Military converges on scene of Kansas jet crash Military personnel are investigating at the site in southeast Kansas where an Oklahoma Air National Guard fighter jet crashed after a midair collision with another one during a training exercise. The F-16 crashed Oct. 20 in a pasture about three miles northeast of Moline, an Elk County...
 
 
Courtesy photograph

Upgrades ‘new normal’ for armor in uncertain budget environment

Courtesy photograph The current Paladin is severely under-powered and overweight so its speed of cross-country mobility is pretty restricted. The Paladin Integrated Management program is designed to address a number of these we...
 

 

ISR: A critical capability for 21st century warfare

The progressive adaptations and breakthroughs made in the intelligence, surveillance and reconnaissance arena have changed the way wars are fought, and the way commanders think about the battlespace. “Whether we have airmen exploiting full motion video data or serving downrange in the (Central Command) area of responsibility, these individuals make up an enterprise of 30,000...
 
 

Lockheed Martin teams with Roketsan of Turkey on new standoff missile for F-35

Roketsan and Lockheed Martin signed a teaming agreement Oct. 22 for collaboration on the SOM-J, a new generation air-to-surface Standoff Cruise Missile for the F-35 Lightning II. The SOM system is an autonomous, long-range, low-observable, all-weather, precision air-to-surface cruise missile. The SOM-J variant is tailored for internal carriage on the F-35 aircraft. The companies will...
 
 

Army Operating Concept expands definition of combined arms

The Army Operating Concept, published Oct. 7, expands the idea of joint combined-arms operations to include intergovernmental and special operations capabilities, said Gen. Herbert R. McMaster Jr. The new concept includes prevention and shaping operations at the strategic level across domains that include maritime, air, space and cyberspace, he said.

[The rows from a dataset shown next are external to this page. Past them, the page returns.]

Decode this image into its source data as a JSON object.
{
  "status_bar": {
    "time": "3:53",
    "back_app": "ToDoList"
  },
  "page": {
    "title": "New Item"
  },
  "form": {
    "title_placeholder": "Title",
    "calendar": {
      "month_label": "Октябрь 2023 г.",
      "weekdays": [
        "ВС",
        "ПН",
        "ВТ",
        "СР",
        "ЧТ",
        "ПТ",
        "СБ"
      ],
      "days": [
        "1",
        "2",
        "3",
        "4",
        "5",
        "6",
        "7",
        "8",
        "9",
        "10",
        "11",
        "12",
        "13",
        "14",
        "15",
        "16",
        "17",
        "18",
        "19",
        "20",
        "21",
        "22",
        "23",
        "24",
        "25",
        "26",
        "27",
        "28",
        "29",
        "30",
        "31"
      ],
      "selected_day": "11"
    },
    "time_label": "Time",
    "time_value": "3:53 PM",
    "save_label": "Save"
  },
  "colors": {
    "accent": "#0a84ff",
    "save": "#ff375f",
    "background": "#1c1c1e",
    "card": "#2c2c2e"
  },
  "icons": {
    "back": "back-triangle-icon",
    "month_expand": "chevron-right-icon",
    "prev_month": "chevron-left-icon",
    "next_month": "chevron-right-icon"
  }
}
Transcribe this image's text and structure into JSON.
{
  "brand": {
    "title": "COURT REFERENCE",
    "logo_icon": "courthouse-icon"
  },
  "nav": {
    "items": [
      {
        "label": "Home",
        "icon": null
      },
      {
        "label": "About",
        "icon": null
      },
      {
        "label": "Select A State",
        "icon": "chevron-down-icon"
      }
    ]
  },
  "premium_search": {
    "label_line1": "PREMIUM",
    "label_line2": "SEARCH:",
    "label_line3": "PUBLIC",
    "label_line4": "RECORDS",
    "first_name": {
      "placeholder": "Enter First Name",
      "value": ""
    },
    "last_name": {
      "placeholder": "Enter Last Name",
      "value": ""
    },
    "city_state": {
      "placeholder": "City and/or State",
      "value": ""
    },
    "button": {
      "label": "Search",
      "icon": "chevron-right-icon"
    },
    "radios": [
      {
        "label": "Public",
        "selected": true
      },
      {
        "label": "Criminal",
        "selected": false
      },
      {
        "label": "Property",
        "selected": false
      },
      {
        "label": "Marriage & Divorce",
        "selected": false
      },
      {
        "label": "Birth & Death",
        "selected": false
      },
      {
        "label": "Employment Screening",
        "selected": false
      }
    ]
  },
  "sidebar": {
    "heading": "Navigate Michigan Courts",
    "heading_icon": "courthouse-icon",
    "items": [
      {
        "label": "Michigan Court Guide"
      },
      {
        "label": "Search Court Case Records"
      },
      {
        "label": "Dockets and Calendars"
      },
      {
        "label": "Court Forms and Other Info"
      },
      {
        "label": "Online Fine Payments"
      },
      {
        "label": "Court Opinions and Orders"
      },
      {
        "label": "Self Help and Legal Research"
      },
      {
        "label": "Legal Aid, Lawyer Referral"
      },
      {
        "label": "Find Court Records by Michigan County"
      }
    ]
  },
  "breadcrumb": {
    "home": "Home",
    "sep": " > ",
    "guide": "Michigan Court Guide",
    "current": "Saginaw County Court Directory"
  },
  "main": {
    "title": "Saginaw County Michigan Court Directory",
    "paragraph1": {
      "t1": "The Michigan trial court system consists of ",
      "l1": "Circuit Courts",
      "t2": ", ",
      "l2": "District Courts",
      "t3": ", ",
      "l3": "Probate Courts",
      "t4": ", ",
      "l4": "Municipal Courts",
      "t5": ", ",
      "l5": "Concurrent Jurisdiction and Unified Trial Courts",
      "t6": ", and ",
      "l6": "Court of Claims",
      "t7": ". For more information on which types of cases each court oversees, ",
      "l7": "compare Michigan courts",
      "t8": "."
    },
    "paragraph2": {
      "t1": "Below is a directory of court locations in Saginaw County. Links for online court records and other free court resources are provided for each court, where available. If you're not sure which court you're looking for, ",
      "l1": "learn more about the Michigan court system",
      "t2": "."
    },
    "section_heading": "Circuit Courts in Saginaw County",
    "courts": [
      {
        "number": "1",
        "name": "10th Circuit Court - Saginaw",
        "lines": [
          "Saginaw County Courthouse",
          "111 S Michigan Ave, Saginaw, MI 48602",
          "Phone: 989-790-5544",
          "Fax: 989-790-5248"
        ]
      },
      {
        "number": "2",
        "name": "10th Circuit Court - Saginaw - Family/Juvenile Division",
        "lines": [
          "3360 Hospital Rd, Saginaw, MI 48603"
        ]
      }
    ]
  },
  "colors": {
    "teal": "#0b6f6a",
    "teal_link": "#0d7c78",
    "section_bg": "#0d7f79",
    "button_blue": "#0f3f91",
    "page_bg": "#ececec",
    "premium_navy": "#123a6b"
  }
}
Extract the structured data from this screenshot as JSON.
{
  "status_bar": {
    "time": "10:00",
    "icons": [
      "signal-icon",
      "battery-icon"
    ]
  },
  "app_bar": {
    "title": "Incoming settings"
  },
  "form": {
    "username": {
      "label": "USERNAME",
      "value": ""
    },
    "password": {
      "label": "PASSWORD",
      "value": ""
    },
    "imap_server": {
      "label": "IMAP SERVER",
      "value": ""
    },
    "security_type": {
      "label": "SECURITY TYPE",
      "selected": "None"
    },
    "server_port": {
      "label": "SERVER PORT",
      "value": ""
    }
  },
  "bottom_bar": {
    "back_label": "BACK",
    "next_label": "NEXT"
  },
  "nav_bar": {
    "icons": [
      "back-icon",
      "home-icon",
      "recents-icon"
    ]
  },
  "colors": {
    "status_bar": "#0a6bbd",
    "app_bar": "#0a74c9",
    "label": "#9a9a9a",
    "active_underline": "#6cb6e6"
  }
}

It’s a “shift in emphasis,”...
 




0 Comments


Be the first to comment!


Leave a Reply

Your email address will not be published. Required fields are marked *

You may use these HTML tags and attributes: <a href="" title=""> <abbr title=""> <acronym title=""> <b> <blockquote cite=""> <cite> <code> <del datetime=""> <em> <i> <q cite=""> <strike> <strong>